## Exercise directions
What you return should be each line of the data containing the string "Largest".

□ □ □ □ □ □ □

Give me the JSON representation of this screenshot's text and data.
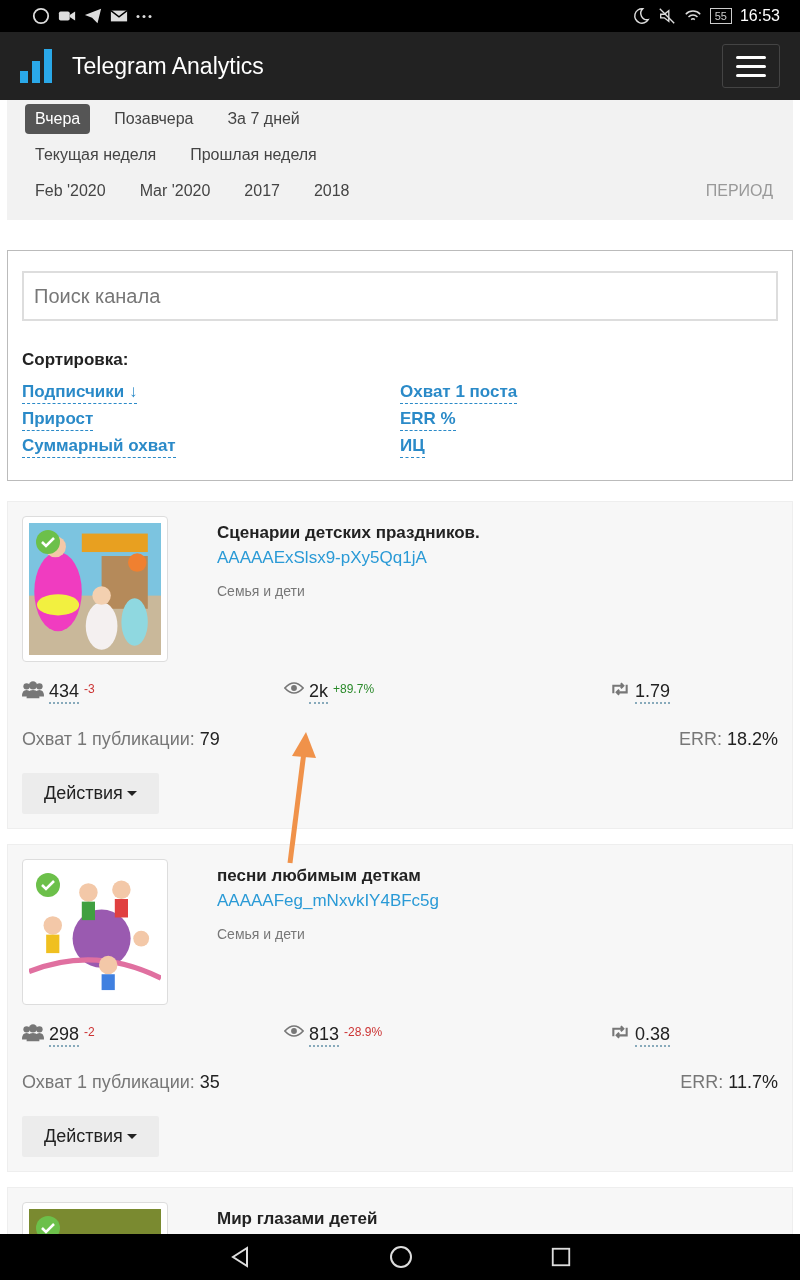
{
  "status_bar": {
    "battery": "55",
    "time": "16:53"
  },
  "navbar": {
    "title": "Telegram Analytics"
  },
  "periods": {
    "rows": [
      [
        {
          "label": "Вчера",
          "selected": true
        },
        {
          "label": "Позавчера",
          "selected": false
        },
        {
          "label": "За 7 дней",
          "selected": false
        }
      ],
      [
        {
          "label": "Текущая неделя",
          "selected": false
        },
        {
          "label": "Прошлая неделя",
          "selected": false
        }
      ],
      [
        {
          "label": "Feb '2020",
          "selected": false
        },
        {
          "label": "Mar '2020",
          "selected": false
        },
        {
          "label": "2017",
          "selected": false
        },
        {
          "label": "2018",
          "selected": false
        }
      ]
    ],
    "period_button": "ПЕРИОД"
  },
  "search": {
    "placeholder": "Поиск канала"
  },
  "sort": {
    "title": "Сортировка:",
    "options": [
      "Подписчики ↓",
      "Охват 1 поста",
      "Прирост",
      "ERR %",
      "Суммарный охват",
      "ИЦ"
    ]
  },
  "channels": [
    {
      "title": "Сценарии детских праздников.",
      "link": "AAAAAExSlsx9-pXy5Qq1jA",
      "category": "Семья и дети",
      "verified": true,
      "subscribers": "434",
      "subscribers_delta": "-3",
      "subscribers_delta_positive": false,
      "views": "2k",
      "views_delta": "+89.7%",
      "views_delta_positive": true,
      "reposts": "1.79",
      "reach_label": "Охват 1 публикации:",
      "reach": "79",
      "err_label": "ERR:",
      "err": "18.2%",
      "action": "Действия"
    },
    {
      "title": "песни любимым деткам",
      "link": "AAAAAFeg_mNxvkIY4BFc5g",
      "category": "Семья и дети",
      "verified": true,
      "subscribers": "298",
      "subscribers_delta": "-2",
      "subscribers_delta_positive": false,
      "views": "813",
      "views_delta": "-28.9%",
      "views_delta_positive": false,
      "reposts": "0.38",
      "reach_label": "Охват 1 публикации:",
      "reach": "35",
      "err_label": "ERR:",
      "err": "11.7%",
      "action": "Действия"
    },
    {
      "title": "Мир глазами детей",
      "verified": true
    }
  ]
}
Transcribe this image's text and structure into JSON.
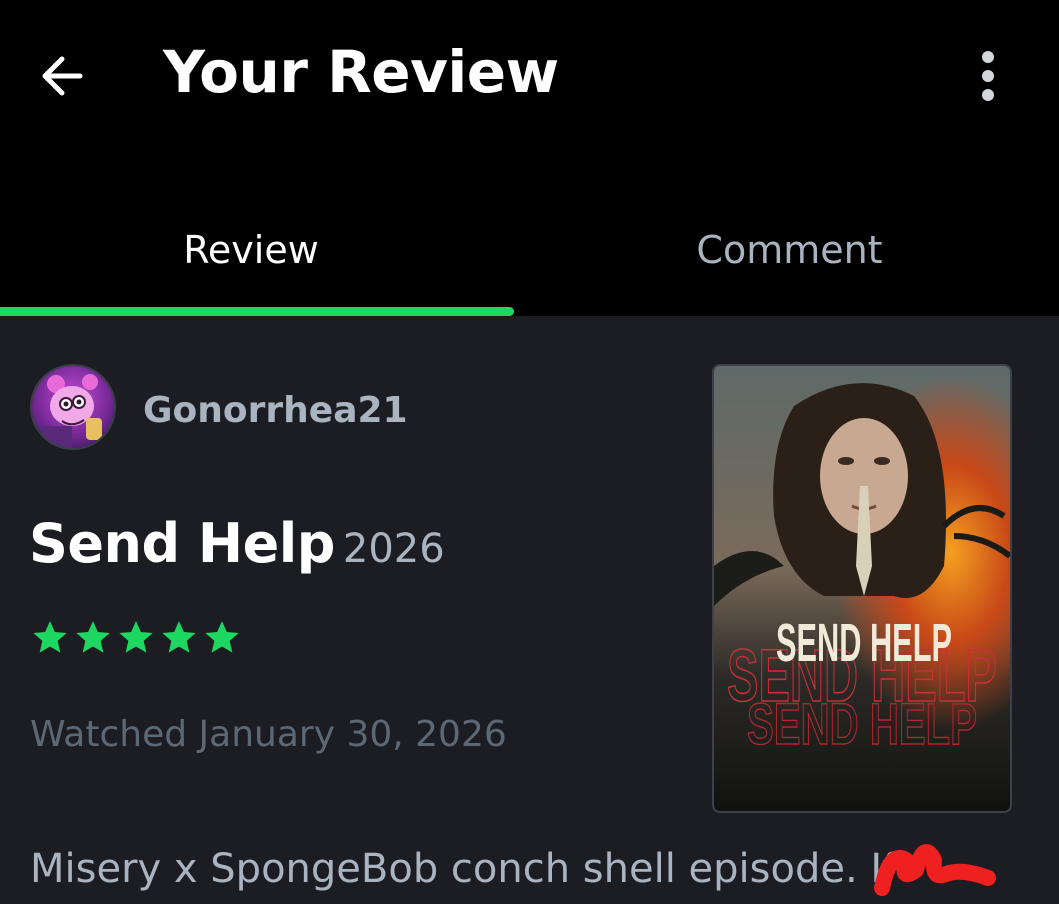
{
  "header": {
    "title": "Your Review"
  },
  "tabs": [
    {
      "label": "Review",
      "active": true
    },
    {
      "label": "Comment",
      "active": false
    }
  ],
  "review": {
    "username": "Gonorrhea21",
    "film_title": "Send Help",
    "film_year": "2026",
    "rating_stars": 5,
    "watched_text": "Watched January 30, 2026",
    "body_preview": "Misery x SpongeBob conch shell episode. If",
    "poster_text": "SEND HELP"
  },
  "colors": {
    "accent": "#1ed760",
    "background": "#1b1d22",
    "header_bg": "#000000",
    "muted_text": "#a9b4c0",
    "dim_text": "#5d6875"
  },
  "icons": {
    "back": "arrow-left-icon",
    "more": "more-vertical-icon",
    "star": "star-icon"
  }
}
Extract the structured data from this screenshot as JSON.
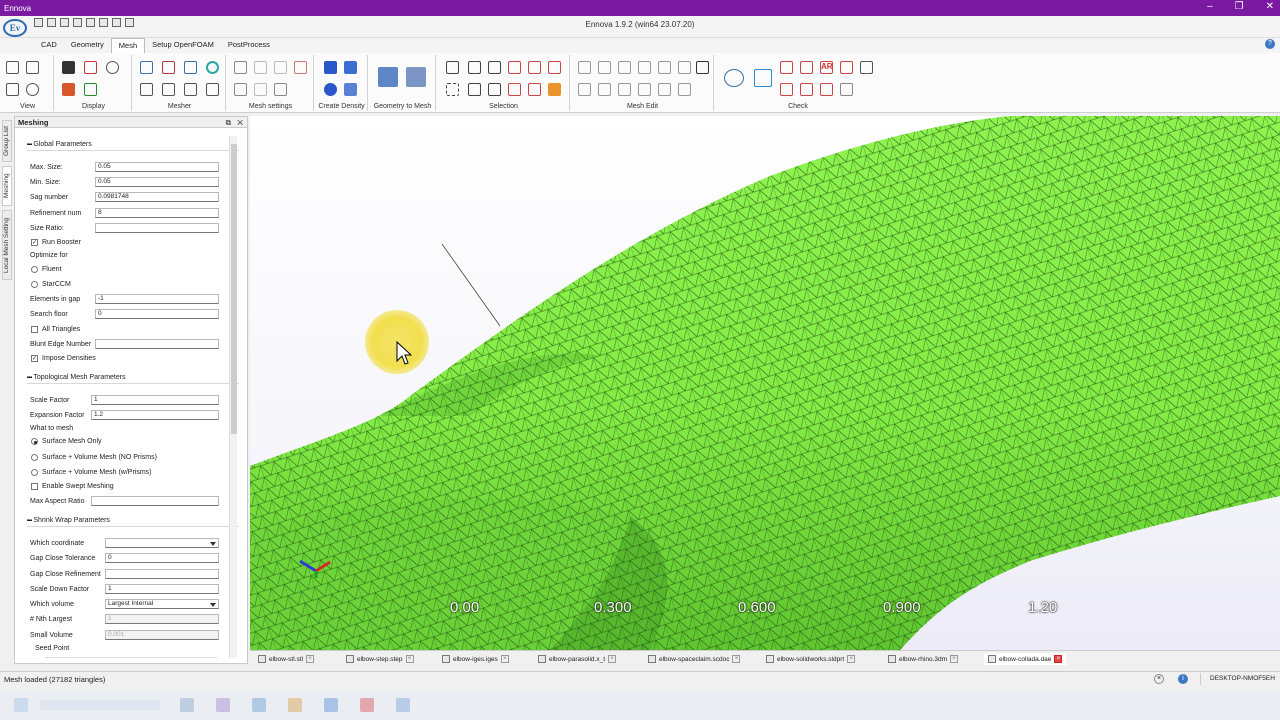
{
  "window": {
    "title": "Ennova",
    "app_title": "Ennova 1.9.2 (win64 23.07.20)"
  },
  "menu": {
    "tabs": [
      "CAD",
      "Geometry",
      "Mesh",
      "Setup OpenFOAM",
      "PostProcess"
    ],
    "active": "Mesh"
  },
  "ribbon": {
    "groups": [
      "View",
      "Display",
      "Mesher",
      "Mesh settings",
      "Create Density",
      "Geometry to Mesh",
      "Selection",
      "Mesh Edit",
      "Check"
    ]
  },
  "panel": {
    "title": "Meshing",
    "side_tabs": [
      "Group List",
      "Meshing",
      "Local Mesh Setting"
    ],
    "global": {
      "header": "Global Parameters",
      "max_size_label": "Max. Size:",
      "max_size": "0.05",
      "min_size_label": "Min. Size:",
      "min_size": "0.05",
      "sag_label": "Sag number",
      "sag": "0.0981748",
      "refinement_label": "Refinement num",
      "refinement": "8",
      "size_ratio_label": "Size Ratio:",
      "size_ratio": "",
      "run_booster": "Run Booster",
      "optimize_label": "Optimize for",
      "fluent": "Fluent",
      "starccm": "StarCCM",
      "elements_gap_label": "Elements in gap",
      "elements_gap": "-1",
      "search_floor_label": "Search floor",
      "search_floor": "0",
      "all_triangles": "All Triangles",
      "blunt_label": "Blunt Edge Number",
      "blunt": "",
      "impose_densities": "Impose Densities"
    },
    "topo": {
      "header": "Topological Mesh Parameters",
      "scale_label": "Scale Factor",
      "scale": "1",
      "expansion_label": "Expansion Factor",
      "expansion": "1.2",
      "what_label": "What to mesh",
      "opt1": "Surface Mesh Only",
      "opt2": "Surface + Volume Mesh (NO Prisms)",
      "opt3": "Surface + Volume Mesh (w/Prisms)",
      "swept": "Enable Swept Meshing",
      "aspect_label": "Max Aspect Ratio",
      "aspect": ""
    },
    "shrink": {
      "header": "Shrink Wrap Parameters",
      "coord_label": "Which coordinate",
      "coord": "",
      "gap_tol_label": "Gap Close Tolerance",
      "gap_tol": "0",
      "gap_ref_label": "Gap Close Refinement",
      "gap_ref": "",
      "scale_down_label": "Scale Down Factor",
      "scale_down": "1",
      "volume_label": "Which volume",
      "volume": "Largest Internal",
      "nth_label": "# Nth Largest",
      "nth": "1",
      "small_label": "Small Volume",
      "small": "0.001",
      "seed_label": "Seed Point"
    }
  },
  "viewport": {
    "scale_labels": [
      "0.00",
      "0.300",
      "0.600",
      "0.900",
      "1.20"
    ],
    "mesh_color": "#84ec45"
  },
  "file_tabs": [
    "elbow-stl.stl",
    "elbow-step.step",
    "elbow-iges.iges",
    "elbow-parasolid.x_t",
    "elbow-spaceclaim.scdoc",
    "elbow-solidworks.sldprt",
    "elbow-rhino.3dm",
    "elbow-collada.dae"
  ],
  "status": {
    "message": "Mesh loaded (27182 triangles)",
    "host": "DESKTOP-NMOF5EH"
  }
}
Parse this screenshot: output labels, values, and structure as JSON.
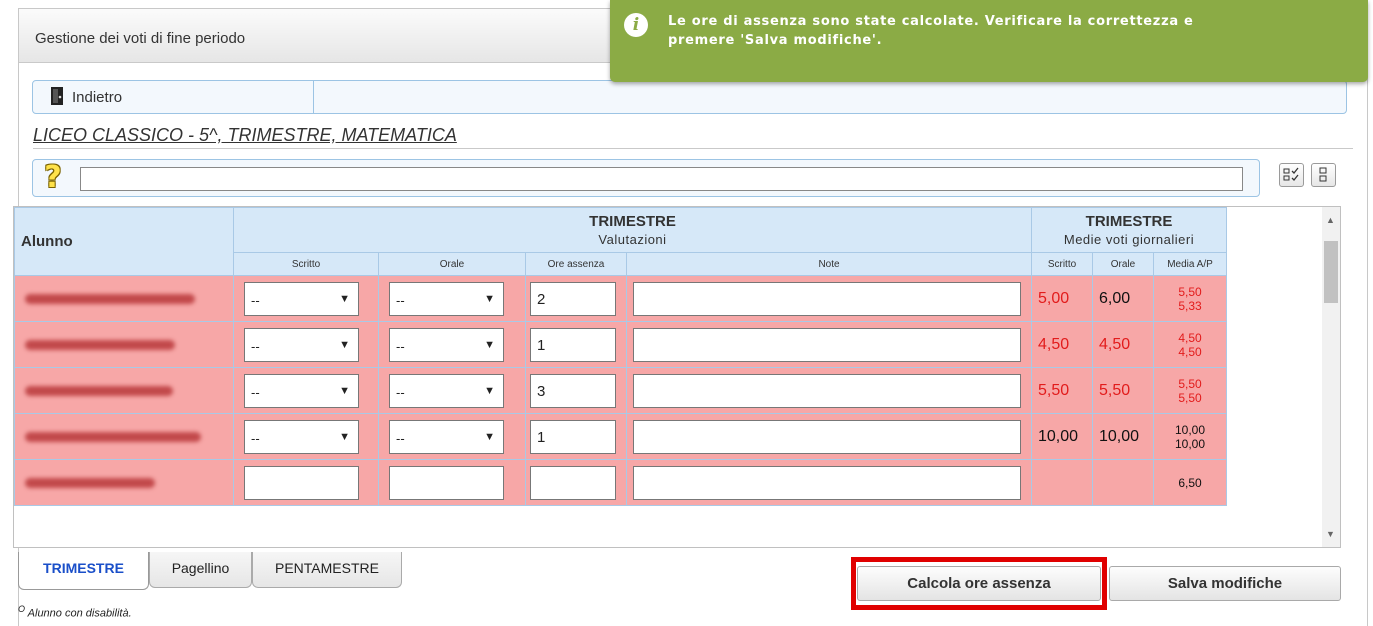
{
  "header": {
    "title": "Gestione dei voti di fine periodo"
  },
  "notice": {
    "icon": "info-icon",
    "icon_glyph": "i",
    "line1": "Le ore di assenza sono state calcolate. Verificare la correttezza e",
    "line2": "premere 'Salva modifiche'.",
    "color": "#8bab45"
  },
  "nav": {
    "back_label": "Indietro"
  },
  "class_title": "LICEO CLASSICO - 5^, TRIMESTRE, MATEMATICA",
  "search": {
    "help_glyph": "?",
    "value": ""
  },
  "grid": {
    "col_alunno": "Alunno",
    "group1": {
      "title": "TRIMESTRE",
      "subtitle": "Valutazioni"
    },
    "group2": {
      "title": "TRIMESTRE",
      "subtitle": "Medie voti giornalieri"
    },
    "subheaders": [
      "Scritto",
      "Orale",
      "Ore assenza",
      "Note",
      "Scritto",
      "Orale",
      "Media A/P"
    ],
    "select_arrow": "▼",
    "rows": [
      {
        "scritto": "--",
        "orale": "--",
        "ore": "2",
        "note": "",
        "avg_scritto": "5,00",
        "avg_orale": "6,00",
        "media_a": "5,50",
        "media_p": "5,33",
        "sc_red": true,
        "or_red": false,
        "mp_red": true
      },
      {
        "scritto": "--",
        "orale": "--",
        "ore": "1",
        "note": "",
        "avg_scritto": "4,50",
        "avg_orale": "4,50",
        "media_a": "4,50",
        "media_p": "4,50",
        "sc_red": true,
        "or_red": true,
        "mp_red": true
      },
      {
        "scritto": "--",
        "orale": "--",
        "ore": "3",
        "note": "",
        "avg_scritto": "5,50",
        "avg_orale": "5,50",
        "media_a": "5,50",
        "media_p": "5,50",
        "sc_red": true,
        "or_red": true,
        "mp_red": true
      },
      {
        "scritto": "--",
        "orale": "--",
        "ore": "1",
        "note": "",
        "avg_scritto": "10,00",
        "avg_orale": "10,00",
        "media_a": "10,00",
        "media_p": "10,00",
        "sc_red": false,
        "or_red": false,
        "mp_red": false
      },
      {
        "scritto": "",
        "orale": "",
        "ore": "",
        "note": "",
        "avg_scritto": "",
        "avg_orale": "",
        "media_a": "6,50",
        "media_p": "",
        "sc_red": false,
        "or_red": false,
        "mp_red": false
      }
    ]
  },
  "tabs": [
    "TRIMESTRE",
    "Pagellino",
    "PENTAMESTRE"
  ],
  "buttons": {
    "calc": "Calcola ore assenza",
    "save": "Salva modifiche"
  },
  "footnote": {
    "mark": "O",
    "text": " Alunno con disabilità."
  },
  "colors": {
    "row_bg": "#f7a7a7",
    "header_bg": "#d6e8f8",
    "red_value": "#e21c1c",
    "highlight": "#e00000",
    "active_tab": "#1a4fc9"
  }
}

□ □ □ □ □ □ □

## Response
      "volume": "Largest Internal",
      "nth_label": "# Nth Largest",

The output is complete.